**Task goal**
Search the entries for the word "percent" and pull out each line that has it.
═══ Records for the exercise
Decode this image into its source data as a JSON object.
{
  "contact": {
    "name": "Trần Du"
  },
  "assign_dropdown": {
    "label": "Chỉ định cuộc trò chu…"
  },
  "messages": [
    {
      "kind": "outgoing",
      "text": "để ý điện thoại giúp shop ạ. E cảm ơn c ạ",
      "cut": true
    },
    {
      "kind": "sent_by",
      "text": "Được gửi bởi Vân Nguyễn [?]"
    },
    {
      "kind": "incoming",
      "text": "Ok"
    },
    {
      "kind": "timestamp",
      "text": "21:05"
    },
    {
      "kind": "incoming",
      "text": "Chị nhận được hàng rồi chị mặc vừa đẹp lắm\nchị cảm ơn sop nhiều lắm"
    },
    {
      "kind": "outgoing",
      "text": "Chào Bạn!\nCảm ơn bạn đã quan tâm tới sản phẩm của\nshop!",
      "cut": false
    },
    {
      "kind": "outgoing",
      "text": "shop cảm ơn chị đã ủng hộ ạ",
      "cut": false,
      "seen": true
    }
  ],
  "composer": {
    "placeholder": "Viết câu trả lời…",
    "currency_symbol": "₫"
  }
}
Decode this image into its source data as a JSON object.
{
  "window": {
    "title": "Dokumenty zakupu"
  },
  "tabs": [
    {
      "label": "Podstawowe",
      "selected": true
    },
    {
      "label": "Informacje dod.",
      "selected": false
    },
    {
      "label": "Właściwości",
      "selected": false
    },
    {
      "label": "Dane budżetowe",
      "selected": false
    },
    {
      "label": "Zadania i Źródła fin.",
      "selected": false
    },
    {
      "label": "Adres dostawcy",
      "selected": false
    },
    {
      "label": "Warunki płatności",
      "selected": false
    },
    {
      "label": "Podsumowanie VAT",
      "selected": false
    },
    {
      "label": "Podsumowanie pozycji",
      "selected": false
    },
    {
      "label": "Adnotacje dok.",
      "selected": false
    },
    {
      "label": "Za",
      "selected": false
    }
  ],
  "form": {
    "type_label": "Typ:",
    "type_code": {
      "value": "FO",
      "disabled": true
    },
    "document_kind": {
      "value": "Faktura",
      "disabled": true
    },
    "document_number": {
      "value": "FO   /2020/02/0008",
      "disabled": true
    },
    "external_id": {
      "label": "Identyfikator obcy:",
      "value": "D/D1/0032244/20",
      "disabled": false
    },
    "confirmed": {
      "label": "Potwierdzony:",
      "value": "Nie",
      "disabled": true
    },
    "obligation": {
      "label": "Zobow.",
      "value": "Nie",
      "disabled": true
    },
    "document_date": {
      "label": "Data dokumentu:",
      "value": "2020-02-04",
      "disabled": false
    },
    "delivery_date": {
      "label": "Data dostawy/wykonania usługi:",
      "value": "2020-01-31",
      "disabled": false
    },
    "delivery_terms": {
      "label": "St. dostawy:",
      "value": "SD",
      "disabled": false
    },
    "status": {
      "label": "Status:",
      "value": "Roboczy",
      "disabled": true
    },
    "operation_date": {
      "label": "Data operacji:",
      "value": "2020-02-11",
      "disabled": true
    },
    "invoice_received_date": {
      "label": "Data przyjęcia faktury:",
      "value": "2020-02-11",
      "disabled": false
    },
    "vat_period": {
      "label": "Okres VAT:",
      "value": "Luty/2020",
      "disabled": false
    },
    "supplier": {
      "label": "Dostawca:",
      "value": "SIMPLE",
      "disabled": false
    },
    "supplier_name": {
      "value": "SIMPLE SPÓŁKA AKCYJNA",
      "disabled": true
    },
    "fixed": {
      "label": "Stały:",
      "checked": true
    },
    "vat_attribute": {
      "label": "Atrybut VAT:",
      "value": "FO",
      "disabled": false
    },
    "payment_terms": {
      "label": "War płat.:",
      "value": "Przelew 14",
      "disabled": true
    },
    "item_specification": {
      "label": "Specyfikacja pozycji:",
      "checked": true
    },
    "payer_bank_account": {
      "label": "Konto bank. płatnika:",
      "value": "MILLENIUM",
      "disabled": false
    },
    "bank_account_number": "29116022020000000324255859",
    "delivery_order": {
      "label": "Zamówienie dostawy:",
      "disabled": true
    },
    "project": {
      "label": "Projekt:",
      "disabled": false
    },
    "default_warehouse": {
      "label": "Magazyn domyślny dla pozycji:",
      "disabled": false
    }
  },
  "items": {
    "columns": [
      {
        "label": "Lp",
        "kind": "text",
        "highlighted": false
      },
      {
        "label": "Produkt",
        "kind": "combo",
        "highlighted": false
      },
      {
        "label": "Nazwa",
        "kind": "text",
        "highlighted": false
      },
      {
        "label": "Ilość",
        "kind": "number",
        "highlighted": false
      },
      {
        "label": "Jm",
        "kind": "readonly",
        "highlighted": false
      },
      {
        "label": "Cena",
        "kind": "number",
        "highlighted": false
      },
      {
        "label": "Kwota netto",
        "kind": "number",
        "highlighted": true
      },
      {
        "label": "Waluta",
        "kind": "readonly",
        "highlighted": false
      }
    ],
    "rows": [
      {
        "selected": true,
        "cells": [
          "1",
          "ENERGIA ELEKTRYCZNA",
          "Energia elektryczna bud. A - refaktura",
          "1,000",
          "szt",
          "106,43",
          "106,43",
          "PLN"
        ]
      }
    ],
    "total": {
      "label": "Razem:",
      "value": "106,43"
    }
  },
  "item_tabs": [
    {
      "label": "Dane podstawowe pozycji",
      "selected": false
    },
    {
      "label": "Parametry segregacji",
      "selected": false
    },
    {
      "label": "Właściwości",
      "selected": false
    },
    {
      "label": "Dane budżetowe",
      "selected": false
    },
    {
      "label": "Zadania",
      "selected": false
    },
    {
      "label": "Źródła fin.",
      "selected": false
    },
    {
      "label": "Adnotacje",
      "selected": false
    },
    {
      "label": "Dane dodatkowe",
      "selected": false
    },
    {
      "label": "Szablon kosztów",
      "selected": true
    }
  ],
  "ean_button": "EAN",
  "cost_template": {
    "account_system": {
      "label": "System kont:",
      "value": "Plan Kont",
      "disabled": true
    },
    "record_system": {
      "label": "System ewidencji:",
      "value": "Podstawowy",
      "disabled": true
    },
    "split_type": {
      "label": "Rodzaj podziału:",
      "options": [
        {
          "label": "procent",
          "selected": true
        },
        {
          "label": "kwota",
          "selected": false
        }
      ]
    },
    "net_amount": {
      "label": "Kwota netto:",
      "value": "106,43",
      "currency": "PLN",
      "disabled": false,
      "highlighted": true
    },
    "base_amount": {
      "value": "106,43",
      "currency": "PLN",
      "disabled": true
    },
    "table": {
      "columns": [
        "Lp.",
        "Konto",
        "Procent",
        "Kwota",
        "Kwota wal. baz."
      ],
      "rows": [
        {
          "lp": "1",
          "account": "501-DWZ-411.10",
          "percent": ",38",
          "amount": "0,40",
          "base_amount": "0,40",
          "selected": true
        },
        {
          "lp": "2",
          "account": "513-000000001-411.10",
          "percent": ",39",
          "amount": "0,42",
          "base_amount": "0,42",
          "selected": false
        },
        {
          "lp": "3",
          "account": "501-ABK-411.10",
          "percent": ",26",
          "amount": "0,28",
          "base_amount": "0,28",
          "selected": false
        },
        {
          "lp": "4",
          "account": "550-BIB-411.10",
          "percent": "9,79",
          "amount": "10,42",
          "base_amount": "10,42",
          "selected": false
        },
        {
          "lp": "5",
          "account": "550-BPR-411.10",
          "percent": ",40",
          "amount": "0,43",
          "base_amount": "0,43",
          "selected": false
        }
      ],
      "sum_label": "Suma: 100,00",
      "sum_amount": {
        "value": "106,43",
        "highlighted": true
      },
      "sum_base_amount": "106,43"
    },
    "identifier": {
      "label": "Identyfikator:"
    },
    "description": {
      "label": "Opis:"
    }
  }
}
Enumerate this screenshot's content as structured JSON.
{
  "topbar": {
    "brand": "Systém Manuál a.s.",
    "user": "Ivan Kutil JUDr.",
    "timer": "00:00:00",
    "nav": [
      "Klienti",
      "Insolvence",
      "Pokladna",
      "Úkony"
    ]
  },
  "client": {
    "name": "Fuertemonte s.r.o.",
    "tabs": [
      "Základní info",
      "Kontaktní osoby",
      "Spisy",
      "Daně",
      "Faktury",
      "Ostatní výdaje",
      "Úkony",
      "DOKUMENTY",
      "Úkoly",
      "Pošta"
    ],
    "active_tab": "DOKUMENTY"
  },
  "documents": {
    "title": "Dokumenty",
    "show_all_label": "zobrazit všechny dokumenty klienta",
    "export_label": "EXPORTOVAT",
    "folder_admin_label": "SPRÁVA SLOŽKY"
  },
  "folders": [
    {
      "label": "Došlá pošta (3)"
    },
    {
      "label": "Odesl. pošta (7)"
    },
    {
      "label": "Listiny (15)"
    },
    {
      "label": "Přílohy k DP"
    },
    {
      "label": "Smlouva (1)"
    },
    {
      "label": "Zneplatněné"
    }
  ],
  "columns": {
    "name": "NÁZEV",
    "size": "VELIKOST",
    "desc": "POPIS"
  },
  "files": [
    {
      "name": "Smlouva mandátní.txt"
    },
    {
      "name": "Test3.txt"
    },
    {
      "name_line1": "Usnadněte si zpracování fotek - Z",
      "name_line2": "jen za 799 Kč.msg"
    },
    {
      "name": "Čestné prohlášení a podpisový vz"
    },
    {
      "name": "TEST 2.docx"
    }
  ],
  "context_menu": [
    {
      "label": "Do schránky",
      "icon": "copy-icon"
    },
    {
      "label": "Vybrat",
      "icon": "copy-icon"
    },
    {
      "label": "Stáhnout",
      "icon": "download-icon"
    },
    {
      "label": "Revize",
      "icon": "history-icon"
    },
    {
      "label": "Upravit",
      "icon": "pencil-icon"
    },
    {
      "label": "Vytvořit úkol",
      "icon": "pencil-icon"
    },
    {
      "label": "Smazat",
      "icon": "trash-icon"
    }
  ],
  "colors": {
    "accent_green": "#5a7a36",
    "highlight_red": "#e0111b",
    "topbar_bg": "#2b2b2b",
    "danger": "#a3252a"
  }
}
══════
**Answer to this exercise**
          "percent": ",38",
          "percent": ",39",
          "percent": ",26",
          "percent": "9,79",
          "percent": ",40",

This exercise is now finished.